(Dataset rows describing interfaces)
= Beginning of Section =

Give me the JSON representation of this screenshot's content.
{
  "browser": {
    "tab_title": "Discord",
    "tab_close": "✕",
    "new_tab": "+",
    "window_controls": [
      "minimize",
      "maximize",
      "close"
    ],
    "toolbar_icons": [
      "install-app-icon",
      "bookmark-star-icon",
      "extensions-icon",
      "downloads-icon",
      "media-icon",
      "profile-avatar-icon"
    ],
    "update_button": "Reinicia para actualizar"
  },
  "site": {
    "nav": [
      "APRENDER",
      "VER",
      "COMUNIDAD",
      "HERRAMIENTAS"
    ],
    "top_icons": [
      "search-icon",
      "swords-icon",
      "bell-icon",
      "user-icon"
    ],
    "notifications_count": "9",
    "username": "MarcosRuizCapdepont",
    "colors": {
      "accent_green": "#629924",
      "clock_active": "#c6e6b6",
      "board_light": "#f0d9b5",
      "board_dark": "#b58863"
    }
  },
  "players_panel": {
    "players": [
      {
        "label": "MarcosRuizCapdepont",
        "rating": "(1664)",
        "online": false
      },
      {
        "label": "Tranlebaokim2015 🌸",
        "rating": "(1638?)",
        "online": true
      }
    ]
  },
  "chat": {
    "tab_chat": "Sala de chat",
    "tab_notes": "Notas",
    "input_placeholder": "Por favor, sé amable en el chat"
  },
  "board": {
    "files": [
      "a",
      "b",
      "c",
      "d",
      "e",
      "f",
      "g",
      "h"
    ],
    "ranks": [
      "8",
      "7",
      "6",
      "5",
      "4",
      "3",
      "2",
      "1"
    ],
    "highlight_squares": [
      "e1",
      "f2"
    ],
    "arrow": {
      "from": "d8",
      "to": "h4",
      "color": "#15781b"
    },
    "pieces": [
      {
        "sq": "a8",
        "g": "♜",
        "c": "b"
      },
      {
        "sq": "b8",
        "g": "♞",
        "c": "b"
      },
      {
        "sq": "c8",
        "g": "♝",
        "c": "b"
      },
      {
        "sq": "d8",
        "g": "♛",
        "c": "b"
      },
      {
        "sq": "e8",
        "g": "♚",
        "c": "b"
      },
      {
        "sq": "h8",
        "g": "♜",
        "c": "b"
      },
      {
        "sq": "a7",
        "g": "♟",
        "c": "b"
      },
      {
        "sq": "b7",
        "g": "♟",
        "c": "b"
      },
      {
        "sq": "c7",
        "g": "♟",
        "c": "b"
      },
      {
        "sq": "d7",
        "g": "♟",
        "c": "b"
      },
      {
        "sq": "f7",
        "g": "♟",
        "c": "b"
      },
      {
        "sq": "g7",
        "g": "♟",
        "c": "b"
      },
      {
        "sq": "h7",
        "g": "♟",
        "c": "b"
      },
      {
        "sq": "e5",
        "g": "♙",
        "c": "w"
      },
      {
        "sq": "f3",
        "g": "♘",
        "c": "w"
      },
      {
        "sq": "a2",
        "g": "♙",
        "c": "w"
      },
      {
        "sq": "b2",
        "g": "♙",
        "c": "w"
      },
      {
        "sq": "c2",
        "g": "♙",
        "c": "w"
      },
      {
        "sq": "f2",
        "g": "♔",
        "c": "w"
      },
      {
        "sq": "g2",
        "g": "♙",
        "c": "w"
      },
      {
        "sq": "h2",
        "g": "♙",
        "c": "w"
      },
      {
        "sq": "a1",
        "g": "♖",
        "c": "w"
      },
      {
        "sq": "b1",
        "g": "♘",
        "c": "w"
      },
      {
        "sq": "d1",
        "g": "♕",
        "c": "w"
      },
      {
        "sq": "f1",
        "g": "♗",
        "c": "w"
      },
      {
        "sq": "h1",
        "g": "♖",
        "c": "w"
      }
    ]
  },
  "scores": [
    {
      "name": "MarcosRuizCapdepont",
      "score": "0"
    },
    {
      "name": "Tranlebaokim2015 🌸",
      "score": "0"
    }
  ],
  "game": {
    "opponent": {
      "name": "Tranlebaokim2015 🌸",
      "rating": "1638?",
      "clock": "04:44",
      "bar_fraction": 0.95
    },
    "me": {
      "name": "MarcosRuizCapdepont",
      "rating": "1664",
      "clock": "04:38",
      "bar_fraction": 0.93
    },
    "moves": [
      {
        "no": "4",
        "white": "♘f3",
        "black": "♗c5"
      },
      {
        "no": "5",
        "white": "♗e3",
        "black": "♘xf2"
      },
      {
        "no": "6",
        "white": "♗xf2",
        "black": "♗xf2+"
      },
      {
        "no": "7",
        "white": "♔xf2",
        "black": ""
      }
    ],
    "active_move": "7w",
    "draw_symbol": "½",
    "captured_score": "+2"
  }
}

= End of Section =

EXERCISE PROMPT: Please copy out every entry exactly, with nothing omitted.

ANSWER BOX:
Give me the JSON representation of this screenshot's content.
{
  "browser": {
    "tab_title": "Discord",
    "tab_close": "✕",
    "new_tab": "+",
    "window_controls": [
      "minimize",
      "maximize",
      "close"
    ],
    "toolbar_icons": [
      "install-app-icon",
      "bookmark-star-icon",
      "extensions-icon",
      "downloads-icon",
      "media-icon",
      "profile-avatar-icon"
    ],
    "update_button": "Reinicia para actualizar"
  },
  "site": {
    "nav": [
      "APRENDER",
      "VER",
      "COMUNIDAD",
      "HERRAMIENTAS"
    ],
    "top_icons": [
      "search-icon",
      "swords-icon",
      "bell-icon",
      "user-icon"
    ],
    "notifications_count": "9",
    "username": "MarcosRuizCapdepont",
    "colors": {
      "accent_green": "#629924",
      "clock_active": "#c6e6b6",
      "board_light": "#f0d9b5",
      "board_dark": "#b58863"
    }
  },
  "players_panel": {
    "players": [
      {
        "label": "MarcosRuizCapdepont",
        "rating": "(1664)",
        "online": false
      },
      {
        "label": "Tranlebaokim2015 🌸",
        "rating": "(1638?)",
        "online": true
      }
    ]
  },
  "chat": {
    "tab_chat": "Sala de chat",
    "tab_notes": "Notas",
    "input_placeholder": "Por favor, sé amable en el chat"
  },
  "board": {
    "files": [
      "a",
      "b",
      "c",
      "d",
      "e",
      "f",
      "g",
      "h"
    ],
    "ranks": [
      "8",
      "7",
      "6",
      "5",
      "4",
      "3",
      "2",
      "1"
    ],
    "highlight_squares": [
      "e1",
      "f2"
    ],
    "arrow": {
      "from": "d8",
      "to": "h4",
      "color": "#15781b"
    },
    "pieces": [
      {
        "sq": "a8",
        "g": "♜",
        "c": "b"
      },
      {
        "sq": "b8",
        "g": "♞",
        "c": "b"
      },
      {
        "sq": "c8",
        "g": "♝",
        "c": "b"
      },
      {
        "sq": "d8",
        "g": "♛",
        "c": "b"
      },
      {
        "sq": "e8",
        "g": "♚",
        "c": "b"
      },
      {
        "sq": "h8",
        "g": "♜",
        "c": "b"
      },
      {
        "sq": "a7",
        "g": "♟",
        "c": "b"
      },
      {
        "sq": "b7",
        "g": "♟",
        "c": "b"
      },
      {
        "sq": "c7",
        "g": "♟",
        "c": "b"
      },
      {
        "sq": "d7",
        "g": "♟",
        "c": "b"
      },
      {
        "sq": "f7",
        "g": "♟",
        "c": "b"
      },
      {
        "sq": "g7",
        "g": "♟",
        "c": "b"
      },
      {
        "sq": "h7",
        "g": "♟",
        "c": "b"
      },
      {
        "sq": "e5",
        "g": "♙",
        "c": "w"
      },
      {
        "sq": "f3",
        "g": "♘",
        "c": "w"
      },
      {
        "sq": "a2",
        "g": "♙",
        "c": "w"
      },
      {
        "sq": "b2",
        "g": "♙",
        "c": "w"
      },
      {
        "sq": "c2",
        "g": "♙",
        "c": "w"
      },
      {
        "sq": "f2",
        "g": "♔",
        "c": "w"
      },
      {
        "sq": "g2",
        "g": "♙",
        "c": "w"
      },
      {
        "sq": "h2",
        "g": "♙",
        "c": "w"
      },
      {
        "sq": "a1",
        "g": "♖",
        "c": "w"
      },
      {
        "sq": "b1",
        "g": "♘",
        "c": "w"
      },
      {
        "sq": "d1",
        "g": "♕",
        "c": "w"
      },
      {
        "sq": "f1",
        "g": "♗",
        "c": "w"
      },
      {
        "sq": "h1",
        "g": "♖",
        "c": "w"
      }
    ]
  },
  "scores": [
    {
      "name": "MarcosRuizCapdepont",
      "score": "0"
    },
    {
      "name": "Tranlebaokim2015 🌸",
      "score": "0"
    }
  ],
  "game": {
    "opponent": {
      "name": "Tranlebaokim2015 🌸",
      "rating": "1638?",
      "clock": "04:44",
      "bar_fraction": 0.95
    },
    "me": {
      "name": "MarcosRuizCapdepont",
      "rating": "1664",
      "clock": "04:38",
      "bar_fraction": 0.93
    },
    "moves": [
      {
        "no": "4",
        "white": "♘f3",
        "black": "♗c5"
      },
      {
        "no": "5",
        "white": "♗e3",
        "black": "♘xf2"
      },
      {
        "no": "6",
        "white": "♗xf2",
        "black": "♗xf2+"
      },
      {
        "no": "7",
        "white": "♔xf2",
        "black": ""
      }
    ],
    "active_move": "7w",
    "draw_symbol": "½",
    "captured_score": "+2"
  }
}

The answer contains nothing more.